According to official reports, President Niyazov died on 21 December 2006 of cardiac arrest. The same day the Turkmen authorities appointed Deputy Prime Minister and Minister of Health Kurbanguly Berdymukhammedov as acting president. President Niyazov’s constitutionally designated successor, the chairman of the Mejlis (Parliament), was dismissed the same day and criminal charges were reportedly brought against him.
On 26 December the Halk Maslahaty (People’s Council) approved the nomination of the acting president and another five candidates for presidential elections due to take place on 11 February 2007. All are members of the Democratic Party of Turkmenistan, the only registered party in the country. The interim government ignored calls by exiled opposition groups to allow opposition leaders to run in the presidential elections.
As a party to several United Nations human rights treaties, Turkmenistan is obliged to uphold key human rights principles. In recent years the UN Commission for Human Rights and the UN General Assembly have deplored the human rights situation in Turkmenistan. In October 2006 the UN Secretary General concluded that “gross and systematic violations of human rights” continued in Turkmenistan.
Full recommendations to the new government of Turkmenistan:
1: Immediately and unconditionally release all prisoners of conscience
2: Ensure that all political prisoners and those convicted in connection with the November 2002 alleged assassination attempt on President Niyazov are retried in proceedings which meet international standards on fairness and to which international trial observers have access
3: Disclose information about all deaths in custody that have occurred in suspicious circumstances and initiate impartial and thorough investigations into all allegations of torture or other ill-treatment; publish the scope, methods and findings of these investigations and bring to justice those found responsible
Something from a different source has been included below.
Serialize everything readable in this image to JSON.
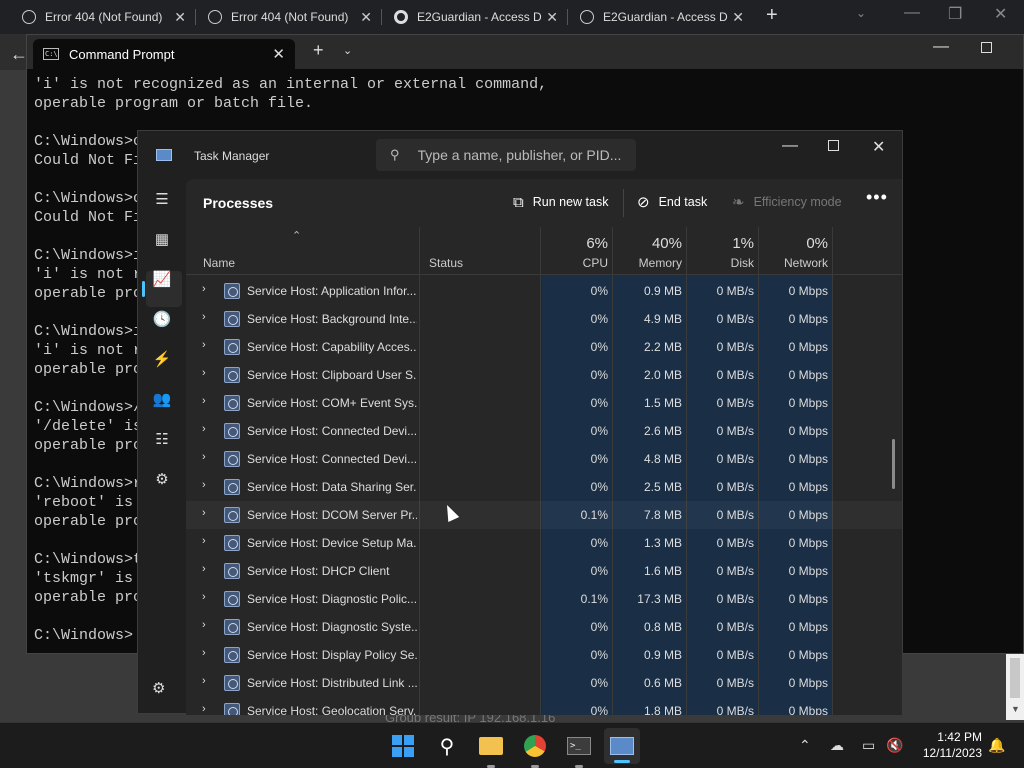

4: Ensure respect for and protect the human rights of political dissidents, religious believers, civil society activists and journalists - and ensure that they are able to carry out their peaceful activities free from harassment,and without threat of detention and imprisonment and other human rights violations
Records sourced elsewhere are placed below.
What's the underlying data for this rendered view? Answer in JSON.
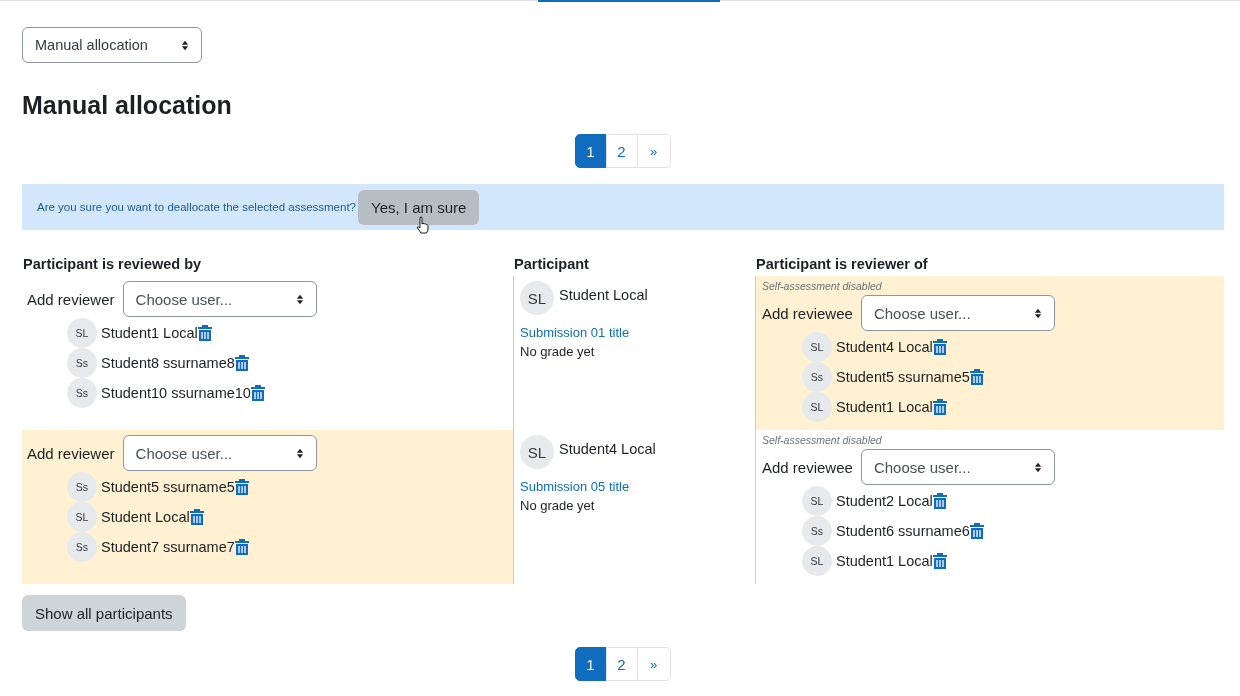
{
  "allocation_select": {
    "value": "Manual allocation"
  },
  "heading": "Manual allocation",
  "pagination_top": [
    {
      "label": "1",
      "selected": true
    },
    {
      "label": "2",
      "selected": false
    },
    {
      "label": "»",
      "selected": false
    }
  ],
  "confirm": {
    "message": "Are you sure you want to deallocate the selected assessment?",
    "button": "Yes, I am sure"
  },
  "table": {
    "columns": [
      "Participant is reviewed by",
      "Participant",
      "Participant is reviewer of"
    ],
    "rows": [
      {
        "reviewed_by": {
          "highlighted": false,
          "add_label": "Add reviewer",
          "select_value": "Choose user...",
          "users": [
            {
              "initials": "SL",
              "name": "Student1 Local"
            },
            {
              "initials": "Ss",
              "name": "Student8 ssurname8"
            },
            {
              "initials": "Ss",
              "name": "Student10 ssurname10"
            }
          ]
        },
        "participant": {
          "initials": "SL",
          "name": "Student Local",
          "submission": "Submission 01 title",
          "grade": "No grade yet"
        },
        "reviewer_of": {
          "highlighted": true,
          "note": "Self-assessment disabled",
          "add_label": "Add reviewee",
          "select_value": "Choose user...",
          "users": [
            {
              "initials": "SL",
              "name": "Student4 Local"
            },
            {
              "initials": "Ss",
              "name": "Student5 ssurname5"
            },
            {
              "initials": "SL",
              "name": "Student1 Local"
            }
          ]
        }
      },
      {
        "reviewed_by": {
          "highlighted": true,
          "add_label": "Add reviewer",
          "select_value": "Choose user...",
          "users": [
            {
              "initials": "Ss",
              "name": "Student5 ssurname5"
            },
            {
              "initials": "SL",
              "name": "Student Local"
            },
            {
              "initials": "Ss",
              "name": "Student7 ssurname7"
            }
          ]
        },
        "participant": {
          "initials": "SL",
          "name": "Student4 Local",
          "submission": "Submission 05 title",
          "grade": "No grade yet"
        },
        "reviewer_of": {
          "highlighted": false,
          "note": "Self-assessment disabled",
          "add_label": "Add reviewee",
          "select_value": "Choose user...",
          "users": [
            {
              "initials": "SL",
              "name": "Student2 Local"
            },
            {
              "initials": "Ss",
              "name": "Student6 ssurname6"
            },
            {
              "initials": "SL",
              "name": "Student1 Local"
            }
          ]
        }
      }
    ]
  },
  "show_all_button": "Show all participants",
  "pagination_bottom": [
    {
      "label": "1",
      "selected": true
    },
    {
      "label": "2",
      "selected": false
    },
    {
      "label": "»",
      "selected": false
    }
  ]
}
5: Ensure the protection of the human rights of the family members of political dissidents, religious believers, journalists and civil society activists
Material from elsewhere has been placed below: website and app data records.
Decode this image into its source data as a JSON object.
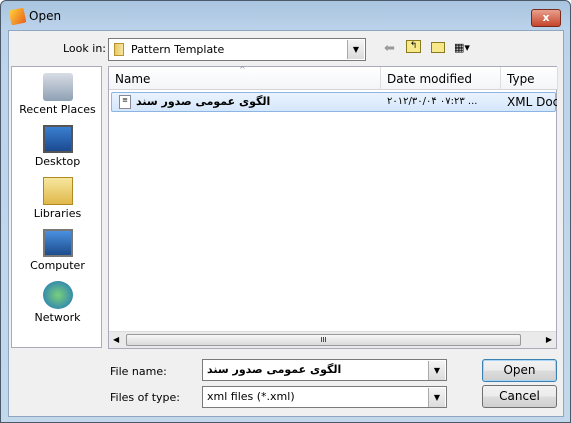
{
  "window": {
    "title": "Open",
    "close": "x"
  },
  "look_in": {
    "label": "Look in:",
    "value": "Pattern Template"
  },
  "toolbar": {
    "back": "back-icon",
    "up": "up-folder-icon",
    "new_folder": "new-folder-icon",
    "views": "views-menu-icon"
  },
  "places": [
    {
      "label": "Recent Places"
    },
    {
      "label": "Desktop"
    },
    {
      "label": "Libraries"
    },
    {
      "label": "Computer"
    },
    {
      "label": "Network"
    }
  ],
  "columns": [
    "Name",
    "Date modified",
    "Type"
  ],
  "files": [
    {
      "name": "الگوی عمومی صدور سند",
      "date": "۲۰۱۲/۳۰/۰۴ ۰۷:۲۳ ...",
      "type": "XML Docu"
    }
  ],
  "file_name": {
    "label": "File name:",
    "value": "الگوی عمومی صدور سند"
  },
  "file_type": {
    "label": "Files of type:",
    "value": "xml files (*.xml)"
  },
  "buttons": {
    "open": "Open",
    "cancel": "Cancel"
  },
  "scroll_grip": "III"
}
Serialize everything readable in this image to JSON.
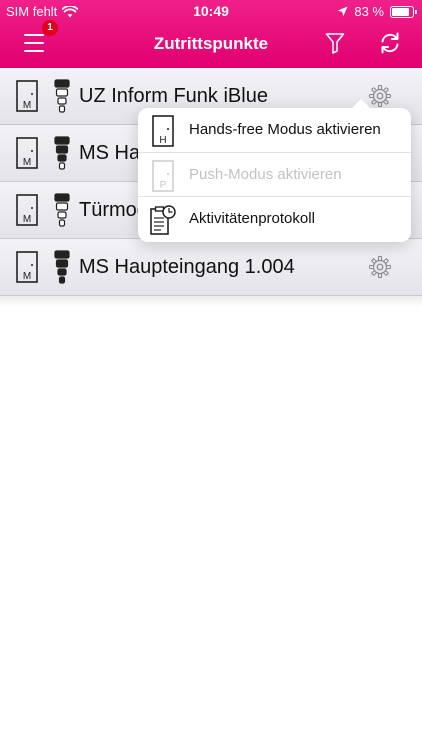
{
  "status_bar": {
    "carrier": "SIM fehlt",
    "time": "10:49",
    "battery_text": "83 %",
    "battery_level": 0.83
  },
  "navbar": {
    "title": "Zutrittspunkte",
    "menu_badge": "1"
  },
  "access_points": [
    {
      "name": "UZ Inform Funk iBlue",
      "door_letter": "M",
      "level_pattern": [
        1,
        0,
        0,
        0
      ]
    },
    {
      "name": "MS Hau",
      "door_letter": "M",
      "level_pattern": [
        1,
        1,
        1,
        0
      ]
    },
    {
      "name": "Türmod",
      "door_letter": "M",
      "level_pattern": [
        1,
        0,
        0,
        0
      ]
    },
    {
      "name": "MS Haupteingang 1.004",
      "door_letter": "M",
      "level_pattern": [
        1,
        1,
        1,
        1
      ]
    }
  ],
  "popover_menu": {
    "items": [
      {
        "label": "Hands-free Modus aktivieren",
        "icon_letter": "H",
        "enabled": true
      },
      {
        "label": "Push-Modus aktivieren",
        "icon_letter": "P",
        "enabled": false
      },
      {
        "label": "Aktivitätenprotokoll",
        "icon_letter": "",
        "enabled": true
      }
    ]
  },
  "colors": {
    "brand": "#e20074",
    "badge": "#e3001b",
    "row_bg": "#eceaf0",
    "disabled_text": "#c2c2c6"
  },
  "icons": {
    "menu": "hamburger-icon",
    "filter": "filter-icon",
    "sync": "sync-icon",
    "gear": "gear-icon",
    "door": "door-icon",
    "level": "signal-level-icon",
    "log": "activity-log-icon"
  }
}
6: Lift travel restrictions imposed on dissidents and their families
7: Grant the International Committee of the Red Cross and other independent observers access to prisoners including those imprisoned in connection with the November 2002 alleged assassination attempt on President Niyazov
8: Introduce legislative provisions to ensure that a civilian alternative of non-punitive length is available to all those whose conscientiously-held beliefs preclude them from performing military service
9: Promptly initiate fundamental reforms of domestic law and institutions to implement the country’s obligations under the United Nations human rights treaties to which Turkmenistan is a party
10: Issue standing invitations to the special procedures of the UN Human Rights Council that have requested a visit to Turkmenistan and grant access to international non-governmental human rights organisations
11: Fully implement the points set out in the resolutions adopted by the United Nations Commission on Human Rights and by the United Nations General Assembly in recent years
12: Implement the recommendations of the UN Committee on the Elimination of Racial Discrimination (issued 2005), the UN Committee on the Elimination of Discrimination against Women's rights's rightss rights's rights's rights's rights (issued 2006), and the UN Committee on the Rights of the Child (issued 2006)
13: Fully implement the recommendations set out in the 2003 report by Prof Emmanuel Decaux, who was appointed Rapporteur on Turkmenistan by the Organisation for Security and Co-operation in Europe